(App and web page records)

#####

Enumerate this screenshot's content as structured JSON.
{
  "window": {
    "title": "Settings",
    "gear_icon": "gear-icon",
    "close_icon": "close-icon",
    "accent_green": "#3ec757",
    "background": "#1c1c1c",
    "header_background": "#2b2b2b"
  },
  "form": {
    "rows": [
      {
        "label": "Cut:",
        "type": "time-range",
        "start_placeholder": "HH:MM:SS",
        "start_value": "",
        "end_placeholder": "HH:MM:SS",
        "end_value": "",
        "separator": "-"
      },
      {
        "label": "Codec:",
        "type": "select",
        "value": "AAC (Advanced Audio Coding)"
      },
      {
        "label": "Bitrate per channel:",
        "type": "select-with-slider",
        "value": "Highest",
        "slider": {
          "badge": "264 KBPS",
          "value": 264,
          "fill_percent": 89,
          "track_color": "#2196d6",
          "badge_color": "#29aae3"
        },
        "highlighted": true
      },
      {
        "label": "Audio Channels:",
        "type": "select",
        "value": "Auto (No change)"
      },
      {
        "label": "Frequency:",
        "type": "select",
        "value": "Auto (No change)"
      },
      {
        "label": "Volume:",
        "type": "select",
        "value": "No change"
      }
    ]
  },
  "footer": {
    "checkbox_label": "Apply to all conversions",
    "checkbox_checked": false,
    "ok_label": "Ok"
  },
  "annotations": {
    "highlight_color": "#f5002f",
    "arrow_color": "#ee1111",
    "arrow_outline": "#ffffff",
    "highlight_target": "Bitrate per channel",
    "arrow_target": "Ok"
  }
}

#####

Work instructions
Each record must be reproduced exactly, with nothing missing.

Finished exercise
Enumerate this screenshot's content as structured JSON.
{
  "window": {
    "title": "Settings",
    "gear_icon": "gear-icon",
    "close_icon": "close-icon",
    "accent_green": "#3ec757",
    "background": "#1c1c1c",
    "header_background": "#2b2b2b"
  },
  "form": {
    "rows": [
      {
        "label": "Cut:",
        "type": "time-range",
        "start_placeholder": "HH:MM:SS",
        "start_value": "",
        "end_placeholder": "HH:MM:SS",
        "end_value": "",
        "separator": "-"
      },
      {
        "label": "Codec:",
        "type": "select",
        "value": "AAC (Advanced Audio Coding)"
      },
      {
        "label": "Bitrate per channel:",
        "type": "select-with-slider",
        "value": "Highest",
        "slider": {
          "badge": "264 KBPS",
          "value": 264,
          "fill_percent": 89,
          "track_color": "#2196d6",
          "badge_color": "#29aae3"
        },
        "highlighted": true
      },
      {
        "label": "Audio Channels:",
        "type": "select",
        "value": "Auto (No change)"
      },
      {
        "label": "Frequency:",
        "type": "select",
        "value": "Auto (No change)"
      },
      {
        "label": "Volume:",
        "type": "select",
        "value": "No change"
      }
    ]
  },
  "footer": {
    "checkbox_label": "Apply to all conversions",
    "checkbox_checked": false,
    "ok_label": "Ok"
  },
  "annotations": {
    "highlight_color": "#f5002f",
    "arrow_color": "#ee1111",
    "arrow_outline": "#ffffff",
    "highlight_target": "Bitrate per channel",
    "arrow_target": "Ok"
  }
}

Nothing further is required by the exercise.